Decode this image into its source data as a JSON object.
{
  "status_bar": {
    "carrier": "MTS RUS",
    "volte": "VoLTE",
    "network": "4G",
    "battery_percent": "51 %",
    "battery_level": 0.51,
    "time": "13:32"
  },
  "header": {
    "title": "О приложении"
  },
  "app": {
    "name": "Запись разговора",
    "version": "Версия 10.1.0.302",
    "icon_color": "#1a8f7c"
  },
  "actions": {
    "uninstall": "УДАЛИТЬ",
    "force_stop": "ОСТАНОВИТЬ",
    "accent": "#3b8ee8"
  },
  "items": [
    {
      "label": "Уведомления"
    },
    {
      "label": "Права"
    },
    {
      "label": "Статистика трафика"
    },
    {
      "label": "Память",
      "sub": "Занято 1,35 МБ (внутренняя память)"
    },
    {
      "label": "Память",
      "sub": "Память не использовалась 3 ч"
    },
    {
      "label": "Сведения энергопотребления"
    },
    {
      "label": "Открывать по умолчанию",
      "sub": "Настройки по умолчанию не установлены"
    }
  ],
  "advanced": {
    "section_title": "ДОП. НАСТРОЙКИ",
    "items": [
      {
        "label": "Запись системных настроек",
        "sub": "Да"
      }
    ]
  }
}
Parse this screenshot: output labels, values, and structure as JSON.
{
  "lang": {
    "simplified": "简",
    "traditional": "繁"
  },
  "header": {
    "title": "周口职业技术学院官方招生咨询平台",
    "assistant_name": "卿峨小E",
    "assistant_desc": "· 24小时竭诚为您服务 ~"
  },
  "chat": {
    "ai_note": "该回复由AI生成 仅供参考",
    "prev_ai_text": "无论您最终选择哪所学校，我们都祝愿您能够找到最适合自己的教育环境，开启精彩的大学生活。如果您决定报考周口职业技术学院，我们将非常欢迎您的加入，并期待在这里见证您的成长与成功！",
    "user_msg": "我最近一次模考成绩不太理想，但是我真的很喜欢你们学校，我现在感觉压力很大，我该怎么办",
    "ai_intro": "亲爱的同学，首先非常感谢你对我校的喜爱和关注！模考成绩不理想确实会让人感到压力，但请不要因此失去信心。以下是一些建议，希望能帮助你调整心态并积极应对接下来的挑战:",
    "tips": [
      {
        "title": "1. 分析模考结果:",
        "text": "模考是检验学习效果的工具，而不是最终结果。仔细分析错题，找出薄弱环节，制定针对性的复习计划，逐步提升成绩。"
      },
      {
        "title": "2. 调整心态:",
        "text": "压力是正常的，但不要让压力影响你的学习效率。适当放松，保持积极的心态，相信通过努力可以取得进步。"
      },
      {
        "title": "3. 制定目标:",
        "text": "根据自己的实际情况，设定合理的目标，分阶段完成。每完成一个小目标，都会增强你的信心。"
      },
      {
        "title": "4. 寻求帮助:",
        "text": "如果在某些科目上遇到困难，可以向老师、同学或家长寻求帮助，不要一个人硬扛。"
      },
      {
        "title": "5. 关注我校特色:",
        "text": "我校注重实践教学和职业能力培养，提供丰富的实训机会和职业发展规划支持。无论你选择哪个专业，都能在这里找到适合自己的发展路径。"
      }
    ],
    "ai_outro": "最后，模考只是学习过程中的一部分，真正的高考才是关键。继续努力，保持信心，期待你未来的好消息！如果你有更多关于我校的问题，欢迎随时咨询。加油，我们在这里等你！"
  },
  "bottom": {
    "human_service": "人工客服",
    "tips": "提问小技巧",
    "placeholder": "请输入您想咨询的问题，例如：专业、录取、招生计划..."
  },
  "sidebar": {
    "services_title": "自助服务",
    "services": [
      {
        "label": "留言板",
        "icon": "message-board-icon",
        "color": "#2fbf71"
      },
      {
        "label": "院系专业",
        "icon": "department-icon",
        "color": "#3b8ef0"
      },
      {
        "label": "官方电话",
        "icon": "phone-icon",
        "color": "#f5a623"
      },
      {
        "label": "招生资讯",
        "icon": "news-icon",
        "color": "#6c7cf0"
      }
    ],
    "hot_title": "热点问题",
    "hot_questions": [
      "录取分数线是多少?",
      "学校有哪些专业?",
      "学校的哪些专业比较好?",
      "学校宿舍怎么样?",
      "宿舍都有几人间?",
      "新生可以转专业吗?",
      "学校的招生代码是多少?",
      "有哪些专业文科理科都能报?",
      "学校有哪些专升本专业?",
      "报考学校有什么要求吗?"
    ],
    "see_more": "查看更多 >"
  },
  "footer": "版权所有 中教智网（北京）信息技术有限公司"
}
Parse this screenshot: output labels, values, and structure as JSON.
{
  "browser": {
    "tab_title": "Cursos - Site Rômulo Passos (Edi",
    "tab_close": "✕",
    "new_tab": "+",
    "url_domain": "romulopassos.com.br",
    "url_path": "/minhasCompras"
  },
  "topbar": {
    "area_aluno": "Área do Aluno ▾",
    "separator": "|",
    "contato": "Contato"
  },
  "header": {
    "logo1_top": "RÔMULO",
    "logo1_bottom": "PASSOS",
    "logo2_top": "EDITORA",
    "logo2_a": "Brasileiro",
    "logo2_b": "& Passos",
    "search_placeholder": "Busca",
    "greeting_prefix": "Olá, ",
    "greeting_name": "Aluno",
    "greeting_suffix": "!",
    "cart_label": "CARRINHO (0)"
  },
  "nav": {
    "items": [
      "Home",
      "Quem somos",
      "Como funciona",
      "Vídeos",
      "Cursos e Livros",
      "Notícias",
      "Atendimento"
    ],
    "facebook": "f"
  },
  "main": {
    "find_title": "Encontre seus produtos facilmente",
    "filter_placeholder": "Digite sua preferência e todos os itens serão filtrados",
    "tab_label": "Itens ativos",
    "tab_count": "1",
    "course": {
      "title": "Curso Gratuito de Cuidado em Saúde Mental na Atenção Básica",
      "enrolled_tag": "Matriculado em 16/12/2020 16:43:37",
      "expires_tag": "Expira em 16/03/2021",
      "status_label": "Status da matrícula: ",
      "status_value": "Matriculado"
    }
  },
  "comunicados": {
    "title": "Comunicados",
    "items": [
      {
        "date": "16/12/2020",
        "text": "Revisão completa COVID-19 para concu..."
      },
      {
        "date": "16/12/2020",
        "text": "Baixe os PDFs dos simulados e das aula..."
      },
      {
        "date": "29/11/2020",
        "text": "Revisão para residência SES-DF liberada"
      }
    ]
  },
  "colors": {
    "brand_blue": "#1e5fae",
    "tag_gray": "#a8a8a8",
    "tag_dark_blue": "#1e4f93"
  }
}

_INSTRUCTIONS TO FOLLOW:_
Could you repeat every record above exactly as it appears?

_OUTPUT BELOW:_
Decode this image into its source data as a JSON object.
{
  "status_bar": {
    "carrier": "MTS RUS",
    "volte": "VoLTE",
    "network": "4G",
    "battery_percent": "51 %",
    "battery_level": 0.51,
    "time": "13:32"
  },
  "header": {
    "title": "О приложении"
  },
  "app": {
    "name": "Запись разговора",
    "version": "Версия 10.1.0.302",
    "icon_color": "#1a8f7c"
  },
  "actions": {
    "uninstall": "УДАЛИТЬ",
    "force_stop": "ОСТАНОВИТЬ",
    "accent": "#3b8ee8"
  },
  "items": [
    {
      "label": "Уведомления"
    },
    {
      "label": "Права"
    },
    {
      "label": "Статистика трафика"
    },
    {
      "label": "Память",
      "sub": "Занято 1,35 МБ (внутренняя память)"
    },
    {
      "label": "Память",
      "sub": "Память не использовалась 3 ч"
    },
    {
      "label": "Сведения энергопотребления"
    },
    {
      "label": "Открывать по умолчанию",
      "sub": "Настройки по умолчанию не установлены"
    }
  ],
  "advanced": {
    "section_title": "ДОП. НАСТРОЙКИ",
    "items": [
      {
        "label": "Запись системных настроек",
        "sub": "Да"
      }
    ]
  }
}
Parse this screenshot: output labels, values, and structure as JSON.
{
  "lang": {
    "simplified": "简",
    "traditional": "繁"
  },
  "header": {
    "title": "周口职业技术学院官方招生咨询平台",
    "assistant_name": "卿峨小E",
    "assistant_desc": "· 24小时竭诚为您服务 ~"
  },
  "chat": {
    "ai_note": "该回复由AI生成 仅供参考",
    "prev_ai_text": "无论您最终选择哪所学校，我们都祝愿您能够找到最适合自己的教育环境，开启精彩的大学生活。如果您决定报考周口职业技术学院，我们将非常欢迎您的加入，并期待在这里见证您的成长与成功！",
    "user_msg": "我最近一次模考成绩不太理想，但是我真的很喜欢你们学校，我现在感觉压力很大，我该怎么办",
    "ai_intro": "亲爱的同学，首先非常感谢你对我校的喜爱和关注！模考成绩不理想确实会让人感到压力，但请不要因此失去信心。以下是一些建议，希望能帮助你调整心态并积极应对接下来的挑战:",
    "tips": [
      {
        "title": "1. 分析模考结果:",
        "text": "模考是检验学习效果的工具，而不是最终结果。仔细分析错题，找出薄弱环节，制定针对性的复习计划，逐步提升成绩。"
      },
      {
        "title": "2. 调整心态:",
        "text": "压力是正常的，但不要让压力影响你的学习效率。适当放松，保持积极的心态，相信通过努力可以取得进步。"
      },
      {
        "title": "3. 制定目标:",
        "text": "根据自己的实际情况，设定合理的目标，分阶段完成。每完成一个小目标，都会增强你的信心。"
      },
      {
        "title": "4. 寻求帮助:",
        "text": "如果在某些科目上遇到困难，可以向老师、同学或家长寻求帮助，不要一个人硬扛。"
      },
      {
        "title": "5. 关注我校特色:",
        "text": "我校注重实践教学和职业能力培养，提供丰富的实训机会和职业发展规划支持。无论你选择哪个专业，都能在这里找到适合自己的发展路径。"
      }
    ],
    "ai_outro": "最后，模考只是学习过程中的一部分，真正的高考才是关键。继续努力，保持信心，期待你未来的好消息！如果你有更多关于我校的问题，欢迎随时咨询。加油，我们在这里等你！"
  },
  "bottom": {
    "human_service": "人工客服",
    "tips": "提问小技巧",
    "placeholder": "请输入您想咨询的问题，例如：专业、录取、招生计划..."
  },
  "sidebar": {
    "services_title": "自助服务",
    "services": [
      {
        "label": "留言板",
        "icon": "message-board-icon",
        "color": "#2fbf71"
      },
      {
        "label": "院系专业",
        "icon": "department-icon",
        "color": "#3b8ef0"
      },
      {
        "label": "官方电话",
        "icon": "phone-icon",
        "color": "#f5a623"
      },
      {
        "label": "招生资讯",
        "icon": "news-icon",
        "color": "#6c7cf0"
      }
    ],
    "hot_title": "热点问题",
    "hot_questions": [
      "录取分数线是多少?",
      "学校有哪些专业?",
      "学校的哪些专业比较好?",
      "学校宿舍怎么样?",
      "宿舍都有几人间?",
      "新生可以转专业吗?",
      "学校的招生代码是多少?",
      "有哪些专业文科理科都能报?",
      "学校有哪些专升本专业?",
      "报考学校有什么要求吗?"
    ],
    "see_more": "查看更多 >"
  },
  "footer": "版权所有 中教智网（北京）信息技术有限公司"
}
Parse this screenshot: output labels, values, and structure as JSON.
{
  "browser": {
    "tab_title": "Cursos - Site Rômulo Passos (Edi",
    "tab_close": "✕",
    "new_tab": "+",
    "url_domain": "romulopassos.com.br",
    "url_path": "/minhasCompras"
  },
  "topbar": {
    "area_aluno": "Área do Aluno ▾",
    "separator": "|",
    "contato": "Contato"
  },
  "header": {
    "logo1_top": "RÔMULO",
    "logo1_bottom": "PASSOS",
    "logo2_top": "EDITORA",
    "logo2_a": "Brasileiro",
    "logo2_b": "& Passos",
    "search_placeholder": "Busca",
    "greeting_prefix": "Olá, ",
    "greeting_name": "Aluno",
    "greeting_suffix": "!",
    "cart_label": "CARRINHO (0)"
  },
  "nav": {
    "items": [
      "Home",
      "Quem somos",
      "Como funciona",
      "Vídeos",
      "Cursos e Livros",
      "Notícias",
      "Atendimento"
    ],
    "facebook": "f"
  },
  "main": {
    "find_title": "Encontre seus produtos facilmente",
    "filter_placeholder": "Digite sua preferência e todos os itens serão filtrados",
    "tab_label": "Itens ativos",
    "tab_count": "1",
    "course": {
      "title": "Curso Gratuito de Cuidado em Saúde Mental na Atenção Básica",
      "enrolled_tag": "Matriculado em 16/12/2020 16:43:37",
      "expires_tag": "Expira em 16/03/2021",
      "status_label": "Status da matrícula: ",
      "status_value": "Matriculado"
    }
  },
  "comunicados": {
    "title": "Comunicados",
    "items": [
      {
        "date": "16/12/2020",
        "text": "Revisão completa COVID-19 para concu..."
      },
      {
        "date": "16/12/2020",
        "text": "Baixe os PDFs dos simulados e das aula..."
      },
      {
        "date": "29/11/2020",
        "text": "Revisão para residência SES-DF liberada"
      }
    ]
  },
  "colors": {
    "brand_blue": "#1e5fae",
    "tag_gray": "#a8a8a8",
    "tag_dark_blue": "#1e4f93"
  }
}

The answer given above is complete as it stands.